Alas, it gets worse. Astute readers will have figured out by now that literally every point falling on the entire solid curve in the graph must be “Pareto optimal” by the economist’s definition of that term, not only those falling on line segment Y-Z. That circumstance makes the economist’s use of the word optimal even more dubious.”
In my view, Reinhardt stops in the wrong place. Rather than “dis” the term efficiency, he could differentiate between Pareto efficient (all points on the concave curve bounded by the two axes and called in this case the Happiness Possibility Frontier or HPF) and Pareto optimality (which employs Pareto’s notion that, at these points, to make someone better off, another person must be made worse off.) So what’s the point? Actually, there are two points to be made.
1. For any point (or allocation) below the HPF, that is any Pareto inefficient allocation, there exist Pareto improvement possibilities, and economists should encourage taking advantage of such.

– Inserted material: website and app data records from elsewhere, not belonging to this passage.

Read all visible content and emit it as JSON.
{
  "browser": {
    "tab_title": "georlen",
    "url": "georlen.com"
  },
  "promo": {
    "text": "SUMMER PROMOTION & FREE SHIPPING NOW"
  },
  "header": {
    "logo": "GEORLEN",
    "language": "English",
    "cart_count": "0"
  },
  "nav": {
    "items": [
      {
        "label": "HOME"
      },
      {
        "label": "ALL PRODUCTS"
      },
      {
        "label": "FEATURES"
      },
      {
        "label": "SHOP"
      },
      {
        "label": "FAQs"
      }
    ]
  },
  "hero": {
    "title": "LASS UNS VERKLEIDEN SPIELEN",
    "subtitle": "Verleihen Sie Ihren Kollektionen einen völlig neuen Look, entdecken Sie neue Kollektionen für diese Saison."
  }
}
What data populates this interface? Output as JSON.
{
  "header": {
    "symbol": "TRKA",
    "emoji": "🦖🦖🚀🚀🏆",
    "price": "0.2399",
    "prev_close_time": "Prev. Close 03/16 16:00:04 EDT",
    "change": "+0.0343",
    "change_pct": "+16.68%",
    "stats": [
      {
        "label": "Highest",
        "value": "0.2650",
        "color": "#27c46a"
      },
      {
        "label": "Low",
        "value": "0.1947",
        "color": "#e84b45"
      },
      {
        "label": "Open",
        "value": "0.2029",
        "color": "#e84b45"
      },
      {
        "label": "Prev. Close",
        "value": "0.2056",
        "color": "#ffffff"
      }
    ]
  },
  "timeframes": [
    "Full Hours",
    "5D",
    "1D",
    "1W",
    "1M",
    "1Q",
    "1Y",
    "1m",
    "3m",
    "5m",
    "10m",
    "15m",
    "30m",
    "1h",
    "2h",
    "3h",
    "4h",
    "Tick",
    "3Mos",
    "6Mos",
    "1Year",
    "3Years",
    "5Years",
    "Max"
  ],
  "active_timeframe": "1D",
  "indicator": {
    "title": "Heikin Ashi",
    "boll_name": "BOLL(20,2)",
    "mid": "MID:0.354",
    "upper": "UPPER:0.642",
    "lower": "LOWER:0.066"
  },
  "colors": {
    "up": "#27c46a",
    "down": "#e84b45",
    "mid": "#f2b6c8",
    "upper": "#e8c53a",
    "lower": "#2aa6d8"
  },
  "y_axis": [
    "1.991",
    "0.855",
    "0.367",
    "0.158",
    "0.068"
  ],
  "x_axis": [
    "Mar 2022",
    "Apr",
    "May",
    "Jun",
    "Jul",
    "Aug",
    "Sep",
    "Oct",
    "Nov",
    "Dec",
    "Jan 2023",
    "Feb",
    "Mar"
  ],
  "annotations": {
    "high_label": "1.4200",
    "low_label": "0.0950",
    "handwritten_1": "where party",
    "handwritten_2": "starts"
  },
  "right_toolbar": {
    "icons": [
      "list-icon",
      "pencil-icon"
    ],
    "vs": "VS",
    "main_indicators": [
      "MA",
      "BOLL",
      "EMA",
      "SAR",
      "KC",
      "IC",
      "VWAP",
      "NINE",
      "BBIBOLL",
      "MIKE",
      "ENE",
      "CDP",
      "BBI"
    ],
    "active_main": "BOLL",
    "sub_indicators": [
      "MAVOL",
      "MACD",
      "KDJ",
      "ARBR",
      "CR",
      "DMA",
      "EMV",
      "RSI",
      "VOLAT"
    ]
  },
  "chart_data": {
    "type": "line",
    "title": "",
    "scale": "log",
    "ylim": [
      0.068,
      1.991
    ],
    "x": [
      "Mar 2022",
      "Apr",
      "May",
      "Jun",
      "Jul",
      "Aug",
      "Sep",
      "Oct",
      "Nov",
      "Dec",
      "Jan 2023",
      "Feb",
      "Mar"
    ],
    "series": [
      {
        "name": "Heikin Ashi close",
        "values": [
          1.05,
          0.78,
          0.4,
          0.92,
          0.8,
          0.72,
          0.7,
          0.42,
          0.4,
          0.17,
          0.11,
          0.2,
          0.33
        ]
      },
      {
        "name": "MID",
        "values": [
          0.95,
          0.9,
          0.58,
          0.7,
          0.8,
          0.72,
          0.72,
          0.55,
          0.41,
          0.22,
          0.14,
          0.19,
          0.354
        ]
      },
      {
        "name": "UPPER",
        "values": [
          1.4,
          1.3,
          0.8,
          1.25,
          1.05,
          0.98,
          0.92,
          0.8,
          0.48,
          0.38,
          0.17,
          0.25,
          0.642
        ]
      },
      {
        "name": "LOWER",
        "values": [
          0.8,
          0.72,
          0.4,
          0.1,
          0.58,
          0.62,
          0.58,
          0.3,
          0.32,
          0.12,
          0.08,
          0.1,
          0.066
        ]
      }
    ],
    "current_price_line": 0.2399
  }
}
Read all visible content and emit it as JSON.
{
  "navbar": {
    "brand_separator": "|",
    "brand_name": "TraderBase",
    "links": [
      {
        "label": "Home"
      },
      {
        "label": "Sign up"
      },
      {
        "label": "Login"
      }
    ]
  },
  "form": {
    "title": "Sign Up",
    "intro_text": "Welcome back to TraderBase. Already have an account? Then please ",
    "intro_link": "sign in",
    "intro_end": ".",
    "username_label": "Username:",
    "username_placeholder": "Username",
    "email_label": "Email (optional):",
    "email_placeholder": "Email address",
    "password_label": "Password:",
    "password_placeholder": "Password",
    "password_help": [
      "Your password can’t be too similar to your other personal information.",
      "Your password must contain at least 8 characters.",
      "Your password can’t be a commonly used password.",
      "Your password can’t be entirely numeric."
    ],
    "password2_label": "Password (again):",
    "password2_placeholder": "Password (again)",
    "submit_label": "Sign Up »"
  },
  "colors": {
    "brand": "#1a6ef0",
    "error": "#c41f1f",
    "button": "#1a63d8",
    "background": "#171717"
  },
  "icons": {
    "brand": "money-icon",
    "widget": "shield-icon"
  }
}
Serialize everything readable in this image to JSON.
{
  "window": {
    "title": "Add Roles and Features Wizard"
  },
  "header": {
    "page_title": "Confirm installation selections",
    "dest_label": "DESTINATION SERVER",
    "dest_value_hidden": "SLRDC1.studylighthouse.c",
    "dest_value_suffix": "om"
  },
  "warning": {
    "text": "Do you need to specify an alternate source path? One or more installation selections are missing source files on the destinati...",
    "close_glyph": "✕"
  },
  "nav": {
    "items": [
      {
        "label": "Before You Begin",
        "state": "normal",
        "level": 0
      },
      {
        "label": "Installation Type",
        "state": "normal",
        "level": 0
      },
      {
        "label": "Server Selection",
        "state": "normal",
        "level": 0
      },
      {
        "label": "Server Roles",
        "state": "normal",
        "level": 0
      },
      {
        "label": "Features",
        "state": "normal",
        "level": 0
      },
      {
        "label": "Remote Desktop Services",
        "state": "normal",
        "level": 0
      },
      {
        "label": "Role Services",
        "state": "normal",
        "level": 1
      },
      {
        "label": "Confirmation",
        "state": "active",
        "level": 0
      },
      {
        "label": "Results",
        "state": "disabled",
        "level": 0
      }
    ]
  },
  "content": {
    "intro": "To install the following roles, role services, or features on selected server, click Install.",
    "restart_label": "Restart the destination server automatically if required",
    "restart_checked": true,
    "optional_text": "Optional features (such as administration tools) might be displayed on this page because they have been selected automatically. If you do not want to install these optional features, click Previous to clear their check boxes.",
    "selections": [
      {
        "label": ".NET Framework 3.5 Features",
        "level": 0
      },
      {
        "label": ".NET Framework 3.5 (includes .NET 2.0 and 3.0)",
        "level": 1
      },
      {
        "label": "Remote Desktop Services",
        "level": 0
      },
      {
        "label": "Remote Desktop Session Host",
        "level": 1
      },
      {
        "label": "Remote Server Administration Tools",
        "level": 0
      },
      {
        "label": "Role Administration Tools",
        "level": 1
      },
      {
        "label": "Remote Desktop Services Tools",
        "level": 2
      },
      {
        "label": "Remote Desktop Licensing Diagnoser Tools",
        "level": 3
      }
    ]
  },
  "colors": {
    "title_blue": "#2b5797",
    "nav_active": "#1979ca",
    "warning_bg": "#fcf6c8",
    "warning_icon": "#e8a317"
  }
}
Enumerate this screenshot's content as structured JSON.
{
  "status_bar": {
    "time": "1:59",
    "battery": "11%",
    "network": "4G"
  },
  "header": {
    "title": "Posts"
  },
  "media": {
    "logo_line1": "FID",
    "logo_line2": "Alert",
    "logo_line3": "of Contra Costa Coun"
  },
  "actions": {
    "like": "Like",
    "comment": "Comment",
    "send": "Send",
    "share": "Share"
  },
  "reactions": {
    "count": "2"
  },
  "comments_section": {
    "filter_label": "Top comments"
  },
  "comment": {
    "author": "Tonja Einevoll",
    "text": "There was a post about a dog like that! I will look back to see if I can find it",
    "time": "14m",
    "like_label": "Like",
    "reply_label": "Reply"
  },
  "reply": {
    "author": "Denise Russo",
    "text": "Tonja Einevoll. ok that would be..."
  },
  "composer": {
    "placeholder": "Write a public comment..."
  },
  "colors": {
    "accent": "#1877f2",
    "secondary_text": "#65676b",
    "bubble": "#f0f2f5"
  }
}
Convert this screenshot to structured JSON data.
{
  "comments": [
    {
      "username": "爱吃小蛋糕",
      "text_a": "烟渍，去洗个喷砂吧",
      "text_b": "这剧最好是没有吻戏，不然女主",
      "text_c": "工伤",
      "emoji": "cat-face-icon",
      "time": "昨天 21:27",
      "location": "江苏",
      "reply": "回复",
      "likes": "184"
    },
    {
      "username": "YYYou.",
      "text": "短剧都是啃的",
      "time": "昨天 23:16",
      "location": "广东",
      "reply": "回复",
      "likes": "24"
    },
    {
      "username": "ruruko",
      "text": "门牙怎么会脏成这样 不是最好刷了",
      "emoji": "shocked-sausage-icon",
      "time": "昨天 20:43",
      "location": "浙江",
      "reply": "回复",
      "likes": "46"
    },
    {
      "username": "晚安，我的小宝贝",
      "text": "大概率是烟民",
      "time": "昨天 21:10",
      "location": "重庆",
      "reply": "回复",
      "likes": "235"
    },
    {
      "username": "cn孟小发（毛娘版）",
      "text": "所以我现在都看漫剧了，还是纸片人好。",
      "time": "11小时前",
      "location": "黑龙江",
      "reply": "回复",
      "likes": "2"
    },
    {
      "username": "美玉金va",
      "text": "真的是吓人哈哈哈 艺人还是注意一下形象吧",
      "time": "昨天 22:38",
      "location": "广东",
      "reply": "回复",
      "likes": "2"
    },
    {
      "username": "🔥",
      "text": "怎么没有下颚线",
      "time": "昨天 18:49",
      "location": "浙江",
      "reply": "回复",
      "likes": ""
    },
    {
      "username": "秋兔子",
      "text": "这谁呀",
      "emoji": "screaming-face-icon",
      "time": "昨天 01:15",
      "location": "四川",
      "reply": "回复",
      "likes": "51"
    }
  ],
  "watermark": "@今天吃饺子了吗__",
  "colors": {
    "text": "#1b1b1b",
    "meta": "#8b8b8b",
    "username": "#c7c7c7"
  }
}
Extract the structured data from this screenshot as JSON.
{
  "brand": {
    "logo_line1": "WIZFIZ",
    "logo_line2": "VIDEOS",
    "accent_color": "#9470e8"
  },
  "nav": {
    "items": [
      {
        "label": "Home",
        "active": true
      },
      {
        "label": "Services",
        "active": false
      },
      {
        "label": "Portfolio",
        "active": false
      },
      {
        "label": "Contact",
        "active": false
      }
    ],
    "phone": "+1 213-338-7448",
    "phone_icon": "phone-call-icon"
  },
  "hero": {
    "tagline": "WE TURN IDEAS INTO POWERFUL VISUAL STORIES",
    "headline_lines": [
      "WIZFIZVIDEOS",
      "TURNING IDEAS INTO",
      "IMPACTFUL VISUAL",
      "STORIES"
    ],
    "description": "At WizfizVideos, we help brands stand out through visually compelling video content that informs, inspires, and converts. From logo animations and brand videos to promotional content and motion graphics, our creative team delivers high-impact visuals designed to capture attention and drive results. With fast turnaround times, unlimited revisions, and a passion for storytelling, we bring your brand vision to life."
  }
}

2. Once on the HPF, Pareto optimal allocations depend upon social preferences, about which economists have no unique judgment to contribute; however, each such social choice judgment does yield consequences with opportunity costs (foregone choices) that can be identified. Stated differently, all Pareto efficient points are candidate points to be Pareto optimal under some set (of sometimes very curious) social preferences.
To conclude, the notion of efficiency is not a vague term, and it does reflect a value free standard. In my view, one can claim that for any Pareto inefficient allocation, Pareto improvements exist. Efficiency, however, says nothing about the optimal choice until preferences – in this case comparison of A’s vs. B’s happiness – is made. Furthermore, economists should encourage those making such social preferences to be transparent rather than hide them in 2000 pages of legislation.